The concert that was 25 years in the making graced the Jordan Vocational High School auditorium stage Saturday afternoon. The Bob Barr Community Band never sounded better to me than when it played its Silver Anniversary Concert. The audience loved it and so did I.
The are a number of reasons for that. Top of the list has to be that its conductor, Fred Catchings, is a lot like the man for whom the band is named. Retired educator Jimmy Motos, who plays clarinet and emcees the concerts, told me that, and he should know, because he played in a Bob Barr JVHS band. “He rehearses the same way. You keep doing it until you get it right.” Catchings is a retired U.S. Army band director.
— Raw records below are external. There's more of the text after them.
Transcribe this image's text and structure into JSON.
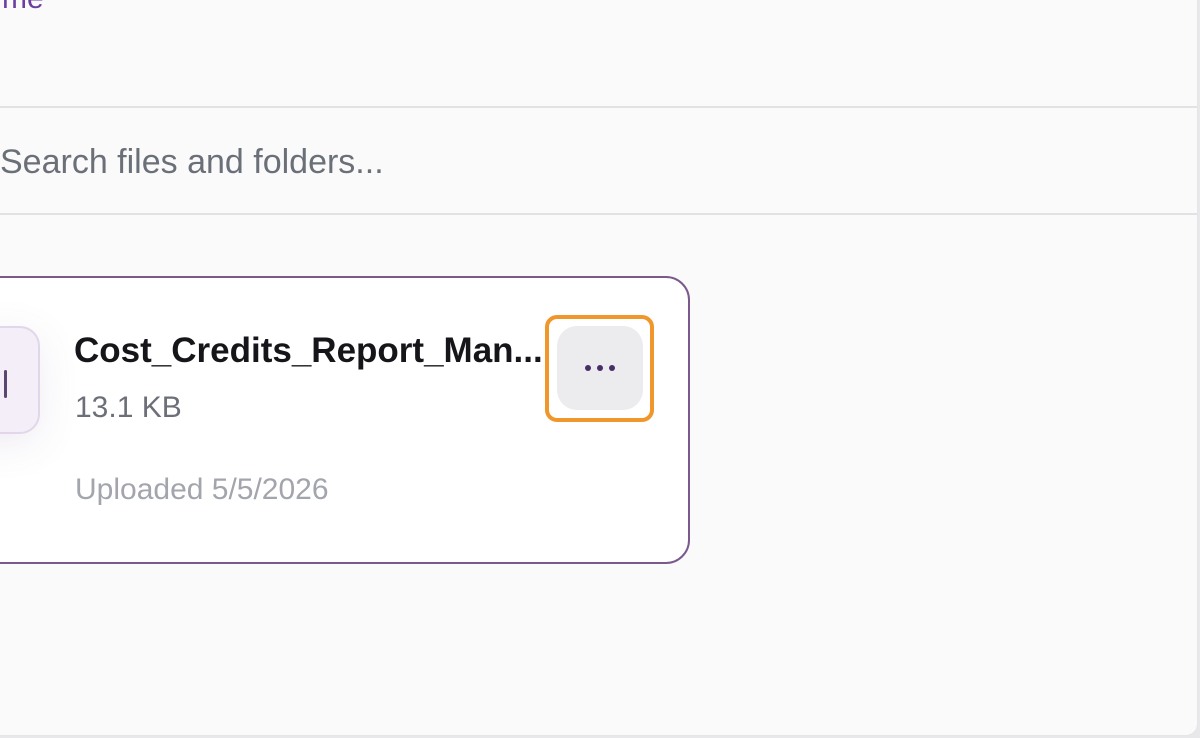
{
  "header": {
    "clipped_label": "me"
  },
  "search": {
    "placeholder": "Search files and folders..."
  },
  "file_card": {
    "name": "Cost_Credits_Report_Man...",
    "size": "13.1 KB",
    "uploaded": "Uploaded 5/5/2026",
    "more_icon": "more-horizontal-icon"
  },
  "colors": {
    "card_border": "#7a5a8c",
    "highlight": "#f0962b",
    "dots": "#4a2c69",
    "accent": "#6b3fa0"
  }
}
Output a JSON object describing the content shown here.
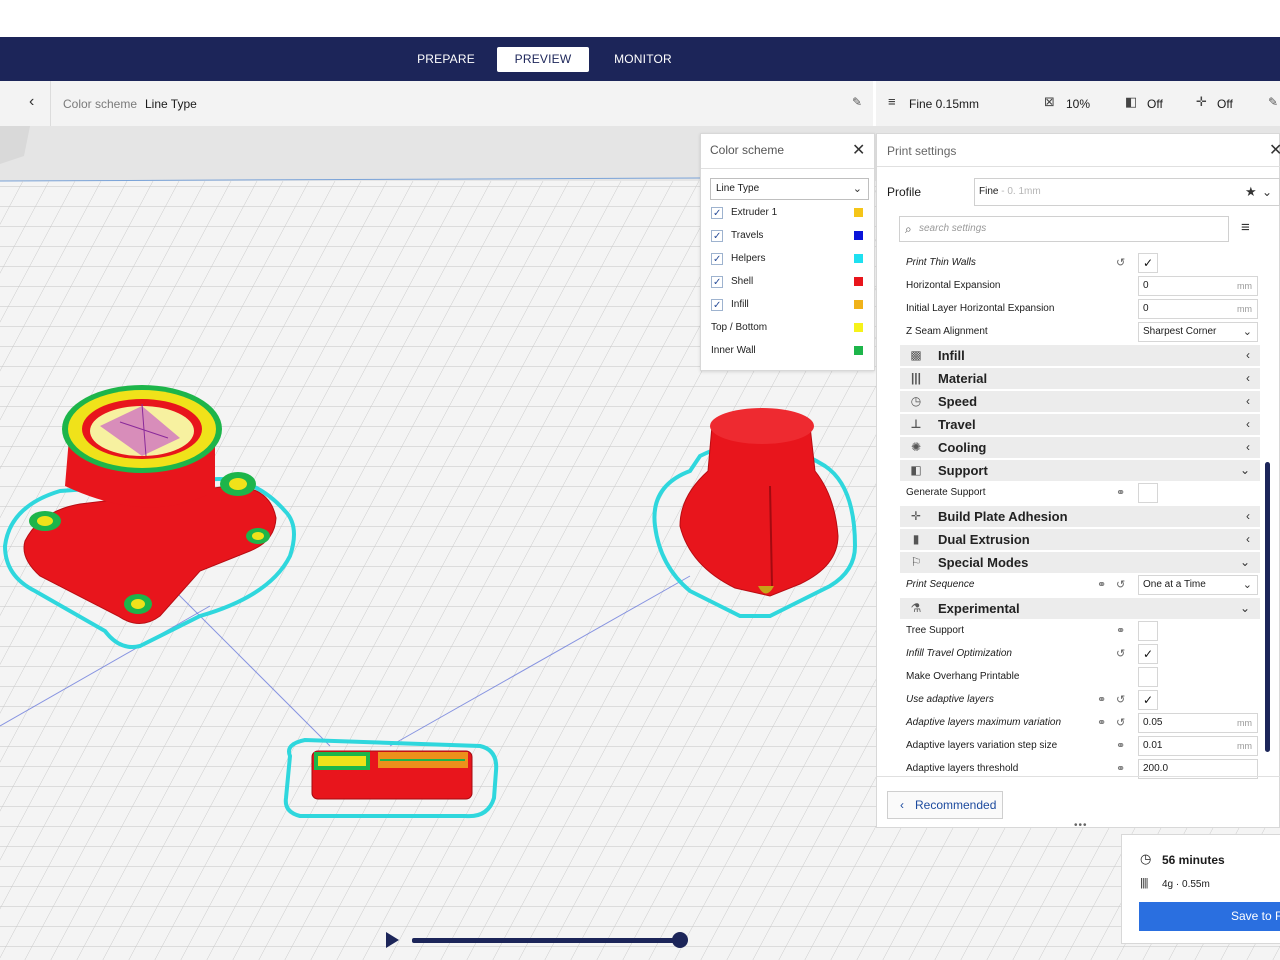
{
  "nav": {
    "tabs": [
      "PREPARE",
      "PREVIEW",
      "MONITOR"
    ],
    "active": "PREVIEW"
  },
  "header": {
    "color_scheme_label": "Color scheme",
    "color_scheme_value": "Line Type",
    "profile_quality": "Fine 0.15mm",
    "infill": "10%",
    "support": "Off",
    "adhesion": "Off"
  },
  "color_scheme_panel": {
    "title": "Color scheme",
    "dropdown": "Line Type",
    "items": [
      {
        "label": "Extruder 1",
        "checked": true,
        "color": "#f5c518"
      },
      {
        "label": "Travels",
        "checked": true,
        "color": "#0a14d9"
      },
      {
        "label": "Helpers",
        "checked": true,
        "color": "#1ee0f0"
      },
      {
        "label": "Shell",
        "checked": true,
        "color": "#e8151c"
      },
      {
        "label": "Infill",
        "checked": true,
        "color": "#f0b21a"
      },
      {
        "label": "Top / Bottom",
        "checked": null,
        "color": "#f6f21a"
      },
      {
        "label": "Inner Wall",
        "checked": null,
        "color": "#1db54a"
      }
    ]
  },
  "print_settings": {
    "title": "Print settings",
    "profile_label": "Profile",
    "profile_value": "Fine",
    "profile_hint": "- 0. 1mm",
    "search_placeholder": "search settings",
    "rows": [
      {
        "type": "setting",
        "label": "Print Thin Walls",
        "italic": true,
        "reset": true,
        "control": "check",
        "checked": true
      },
      {
        "type": "setting",
        "label": "Horizontal Expansion",
        "control": "input",
        "value": "0",
        "unit": "mm"
      },
      {
        "type": "setting",
        "label": "Initial Layer Horizontal Expansion",
        "control": "input",
        "value": "0",
        "unit": "mm"
      },
      {
        "type": "setting",
        "label": "Z Seam Alignment",
        "control": "select",
        "value": "Sharpest Corner"
      },
      {
        "type": "category",
        "label": "Infill",
        "icon": "▩",
        "arrow": "‹"
      },
      {
        "type": "category",
        "label": "Material",
        "icon": "|||",
        "arrow": "‹"
      },
      {
        "type": "category",
        "label": "Speed",
        "icon": "◷",
        "arrow": "‹"
      },
      {
        "type": "category",
        "label": "Travel",
        "icon": "⊥",
        "arrow": "‹"
      },
      {
        "type": "category",
        "label": "Cooling",
        "icon": "✺",
        "arrow": "‹"
      },
      {
        "type": "category",
        "label": "Support",
        "icon": "◧",
        "arrow": "⌄"
      },
      {
        "type": "setting",
        "label": "Generate Support",
        "link": true,
        "control": "check",
        "checked": false
      },
      {
        "type": "category",
        "label": "Build Plate Adhesion",
        "icon": "✛",
        "arrow": "‹"
      },
      {
        "type": "category",
        "label": "Dual Extrusion",
        "icon": "▮",
        "arrow": "‹"
      },
      {
        "type": "category",
        "label": "Special Modes",
        "icon": "⚐",
        "arrow": "⌄"
      },
      {
        "type": "setting",
        "label": "Print Sequence",
        "italic": true,
        "link": true,
        "reset": true,
        "control": "select",
        "value": "One at a Time"
      },
      {
        "type": "category",
        "label": "Experimental",
        "icon": "⚗",
        "arrow": "⌄"
      },
      {
        "type": "setting",
        "label": "Tree Support",
        "link": true,
        "control": "check",
        "checked": false
      },
      {
        "type": "setting",
        "label": "Infill Travel Optimization",
        "italic": true,
        "reset": true,
        "control": "check",
        "checked": true
      },
      {
        "type": "setting",
        "label": "Make Overhang Printable",
        "control": "check",
        "checked": false
      },
      {
        "type": "setting",
        "label": "Use adaptive layers",
        "italic": true,
        "link": true,
        "reset": true,
        "control": "check",
        "checked": true
      },
      {
        "type": "setting",
        "label": "Adaptive layers maximum variation",
        "italic": true,
        "link": true,
        "reset": true,
        "control": "input",
        "value": "0.05",
        "unit": "mm"
      },
      {
        "type": "setting",
        "label": "Adaptive layers variation step size",
        "link": true,
        "control": "input",
        "value": "0.01",
        "unit": "mm"
      },
      {
        "type": "setting",
        "label": "Adaptive layers threshold",
        "link": true,
        "control": "input",
        "value": "200.0",
        "unit": ""
      }
    ],
    "recommended_label": "Recommended"
  },
  "estimate": {
    "time": "56 minutes",
    "material": "4g · 0.55m",
    "save_label": "Save to F"
  },
  "scene_colors": {
    "shell": "#e8151c",
    "skirt": "#2fd7dd",
    "infill": "#f0e21a",
    "wall": "#1db54a"
  }
}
His last assignment was as commander of the Fort Benning band. How fitting. Bob Barr was stationed at Fort Benning when, in 1946, he took the job at Jordan. He wasn’t an army band director, though. He was an Officer’s Candidate School instructor during World War II.
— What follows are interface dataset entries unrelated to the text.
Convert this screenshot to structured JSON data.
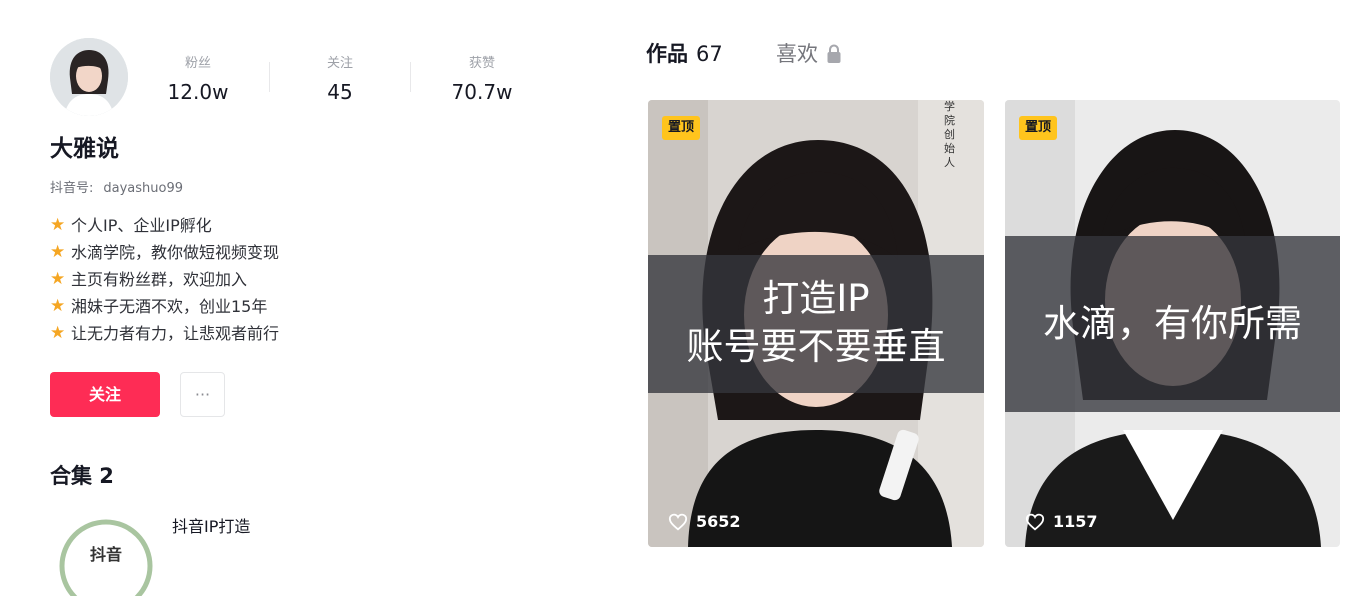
{
  "profile": {
    "name": "大雅说",
    "account_prefix": "抖音号:",
    "account_id": "dayashuo99",
    "stats": [
      {
        "label": "粉丝",
        "value": "12.0w"
      },
      {
        "label": "关注",
        "value": "45"
      },
      {
        "label": "获赞",
        "value": "70.7w"
      }
    ],
    "bio": [
      "个人IP、企业IP孵化",
      "水滴学院，教你做短视频变现",
      "主页有粉丝群，欢迎加入",
      "湘妹子无酒不欢，创业15年",
      "让无力者有力，让悲观者前行"
    ],
    "follow_label": "关注",
    "more_label": "···"
  },
  "collections": {
    "title": "合集 2",
    "items": [
      {
        "name": "抖音IP打造",
        "thumb_text": "抖音"
      }
    ]
  },
  "tabs": {
    "works_label": "作品",
    "works_count": "67",
    "likes_label": "喜欢"
  },
  "videos": [
    {
      "pinned_label": "置顶",
      "caption_line1": "打造IP",
      "caption_line2": "账号要不要垂直",
      "likes": "5652",
      "side_text": "学院创始人"
    },
    {
      "pinned_label": "置顶",
      "caption_line1": "水滴，有你所需",
      "likes": "1157"
    }
  ],
  "colors": {
    "accent": "#fe2c55",
    "pin_badge": "#ffc41d",
    "star": "#f5a623"
  }
}
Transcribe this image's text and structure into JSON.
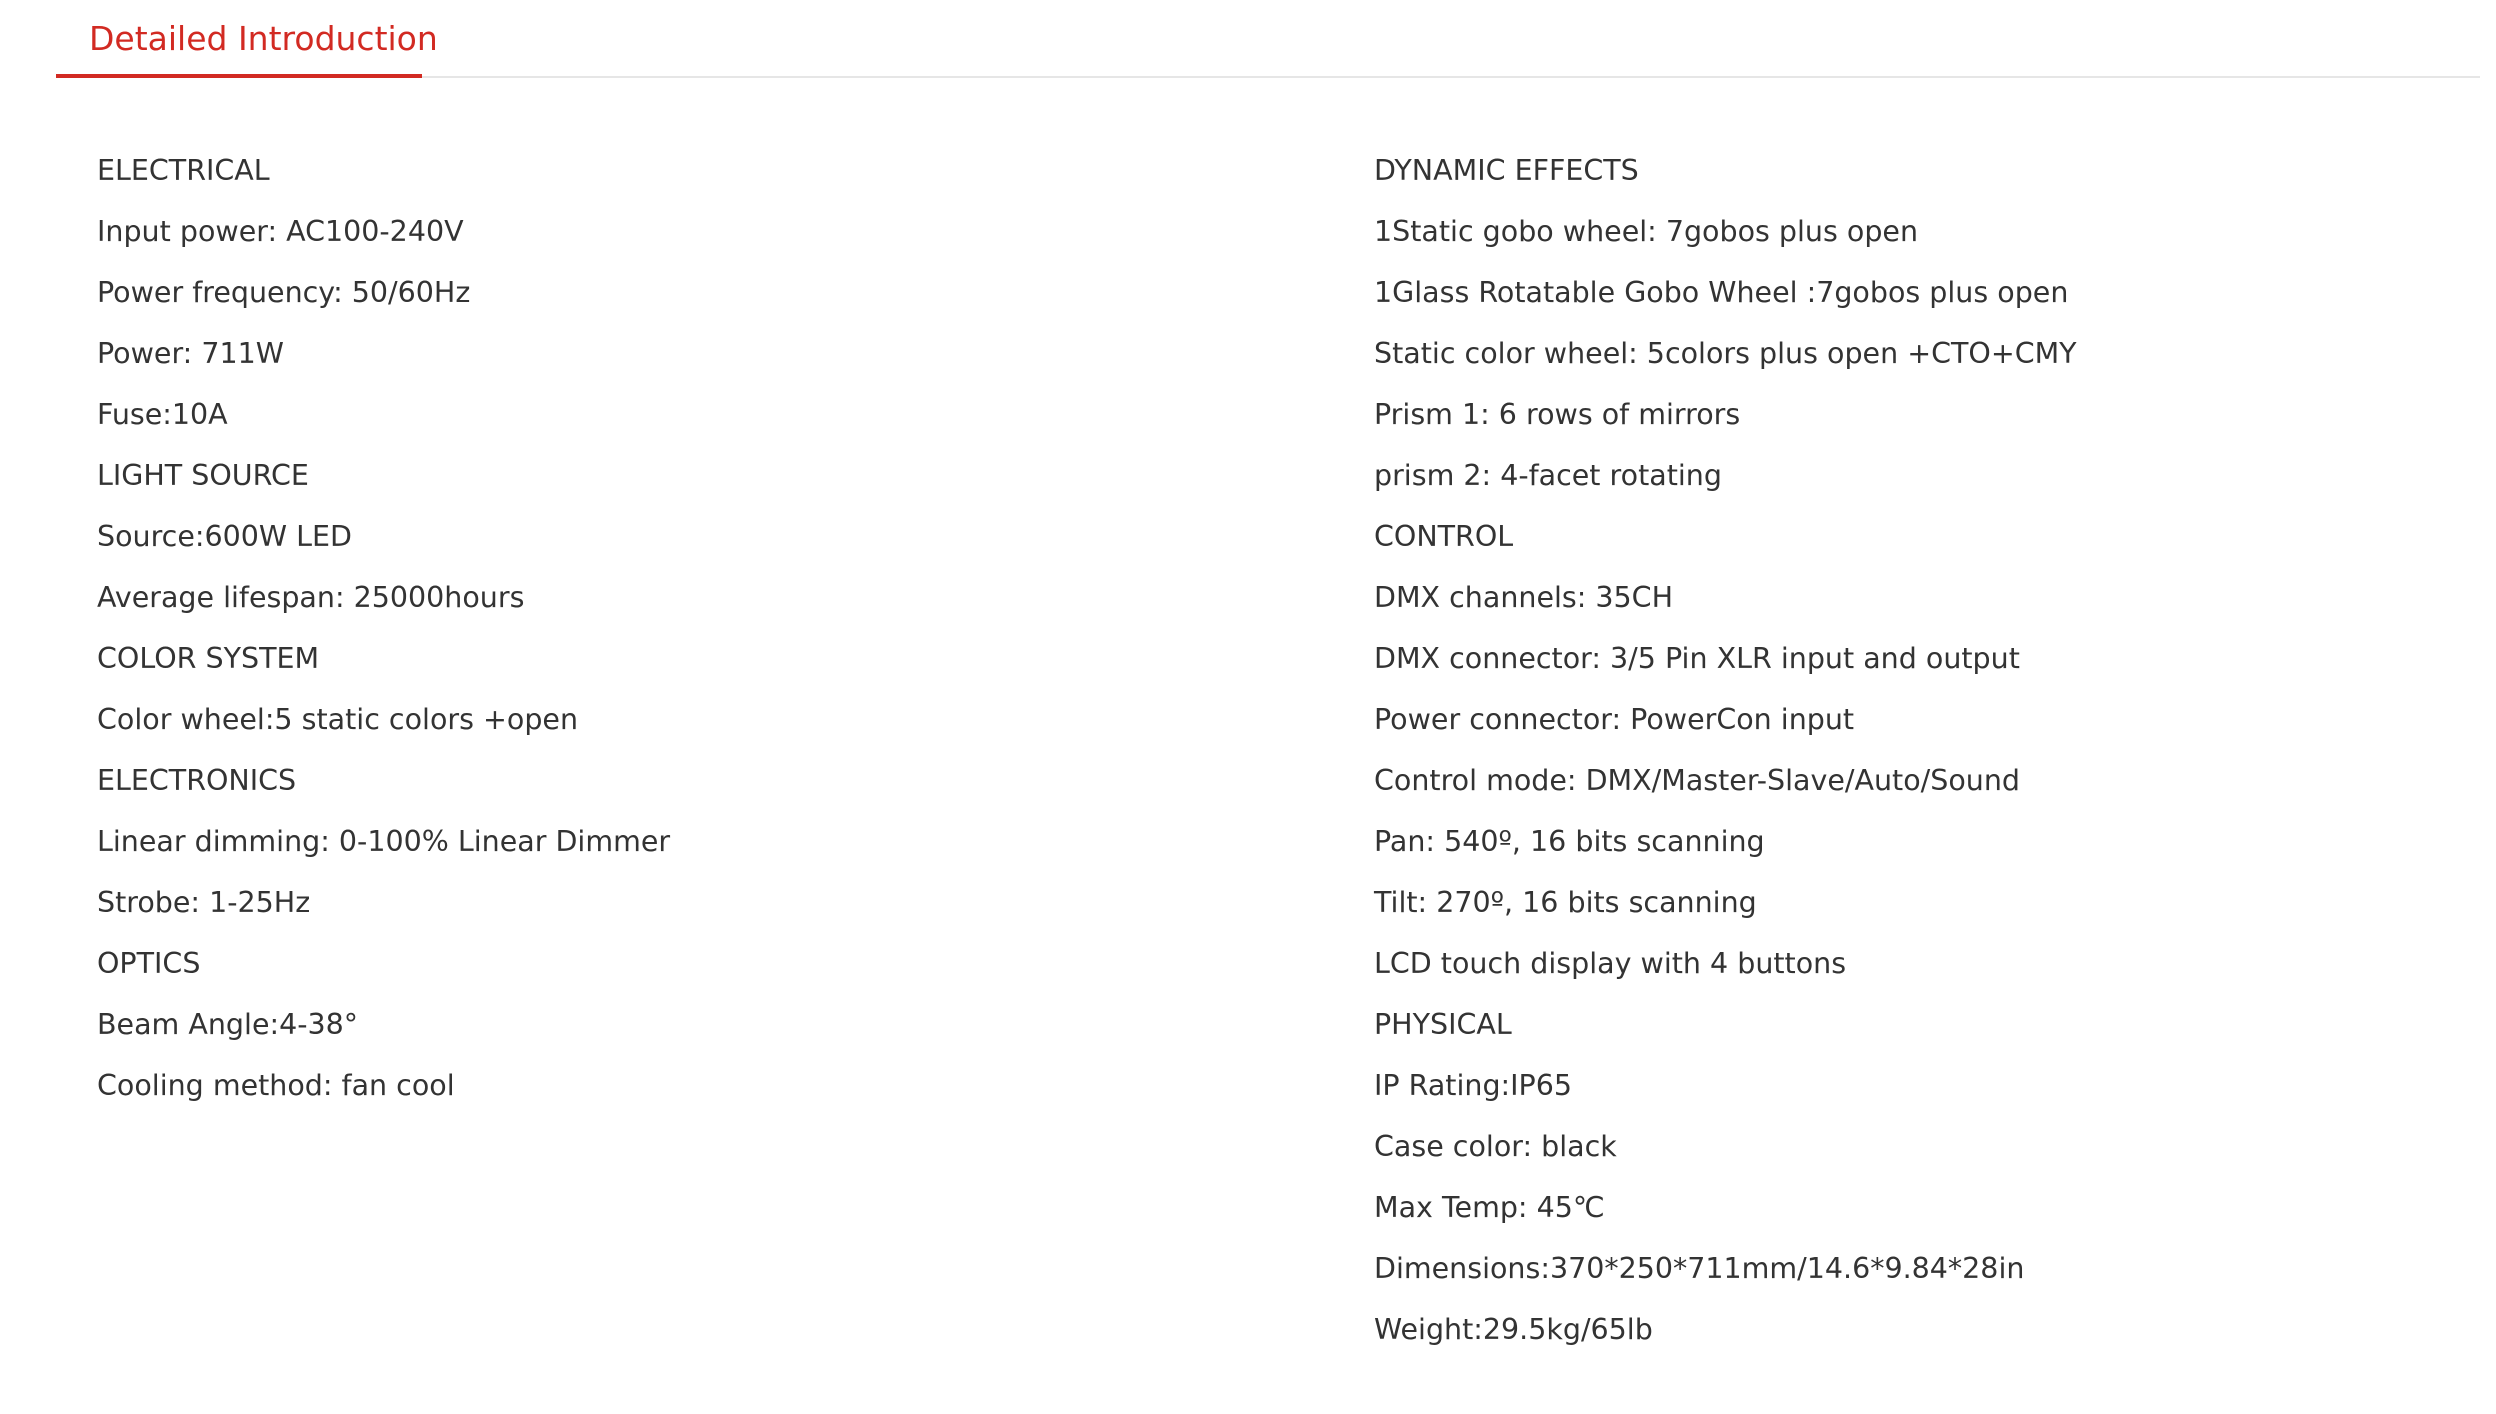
{
  "tab": {
    "label": "Detailed Introduction"
  },
  "colors": {
    "accent": "#d22a22",
    "text": "#333333",
    "divider": "#e6e6e6"
  },
  "left_column": [
    "ELECTRICAL",
    "Input power: AC100-240V",
    "Power frequency: 50/60Hz",
    "Power: 711W",
    "Fuse:10A",
    "LIGHT SOURCE",
    "Source:600W LED",
    "Average lifespan: 25000hours",
    "COLOR SYSTEM",
    "Color wheel:5 static colors +open",
    "ELECTRONICS",
    "Linear dimming: 0-100% Linear Dimmer",
    "Strobe: 1-25Hz",
    "OPTICS",
    "Beam Angle:4-38°",
    "Cooling method: fan cool"
  ],
  "right_column": [
    "DYNAMIC EFFECTS",
    "1Static gobo wheel: 7gobos plus open",
    "1Glass Rotatable Gobo Wheel :7gobos plus open",
    "Static color wheel: 5colors plus open +CTO+CMY",
    "Prism 1: 6 rows of mirrors",
    "prism 2: 4-facet rotating",
    "CONTROL",
    "DMX channels: 35CH",
    "DMX connector: 3/5 Pin XLR input and output",
    "Power connector: PowerCon input",
    "Control mode: DMX/Master-Slave/Auto/Sound",
    "Pan: 540º, 16 bits scanning",
    "Tilt: 270º, 16 bits scanning",
    "LCD touch display with 4 buttons",
    "PHYSICAL",
    "IP Rating:IP65",
    "Case color: black",
    "Max Temp: 45℃",
    "Dimensions:370*250*711mm/14.6*9.84*28in",
    "Weight:29.5kg/65lb"
  ]
}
Another reason the Bob Barr Community Band plays so well is that it has talented musicians from all walks of life. Most live in the Columbus area, but some will travel a hundred miles or more to play in the band. One of the talented musicans is Adam Mitchell, who is now director of the Jordan Band. His band recently was awarded superior ratings.
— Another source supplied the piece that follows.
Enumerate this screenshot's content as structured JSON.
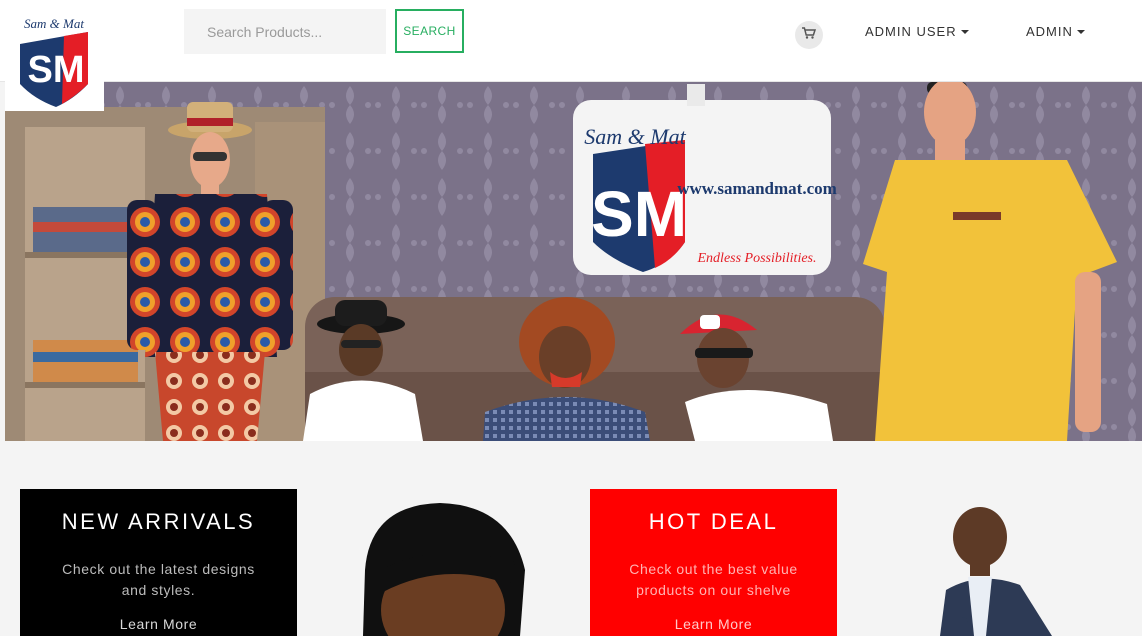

Since I was a member of the first Bob Barr band at Jordan, I was called on to make a few remarks. I told the audience about how I joined the Jordan band in 1945, which was a year before Robert M. Barr took over. The director of that quite small band was a student. Not only did he direct the band, but he played first clarinet and football. “You can play drums, right.” Fellow classmate Wallace Helton, who convinced me to join, had told him that.
“Well, yes, but I can’t read music.”
“You’ll fit right in. None of our drummers can read music.”
After Bob Barr, the band’s first paid full-time director, took over in 1946, he let me know that drummers would have to be able to read music. He also told me that I was going to teach them. I couldn’t read music, and I had to teach them. Well, you didn’t tell Mr. Barr “no.” I would learn a lesson from a percussion textbook one day and teach it to the other drummers the next day. It worked. We learned to read drum music. In no time at all some of them could read it better than I could. Oh, well.
Mr. Barr – all his former students still call him Mr. Barr – took that 17-piece band and in six months time had it up to about 60 members and, it went from playing the really simple “Military Escort” march to Beethoven’s “Eroica.” Over the years it got so good it won contests and played concerts all over the country.
He didn’t just teach music, he also took a personal interest in his band kids. He connected me with WDAK radio announcer Ed Snyder who became my mentor and helped me get my first job in broadcasting.
I can’t think of a better tribute to him than for our community band to proudly wear his name, especially since that band plays so well. It’s next concert is for Arts in the Park on May 18th at 4 p.m. in the Werecoba Park band shell. Be advised that the band shell does not provide the excellent acoustics that you get in the Jordan High auditorium.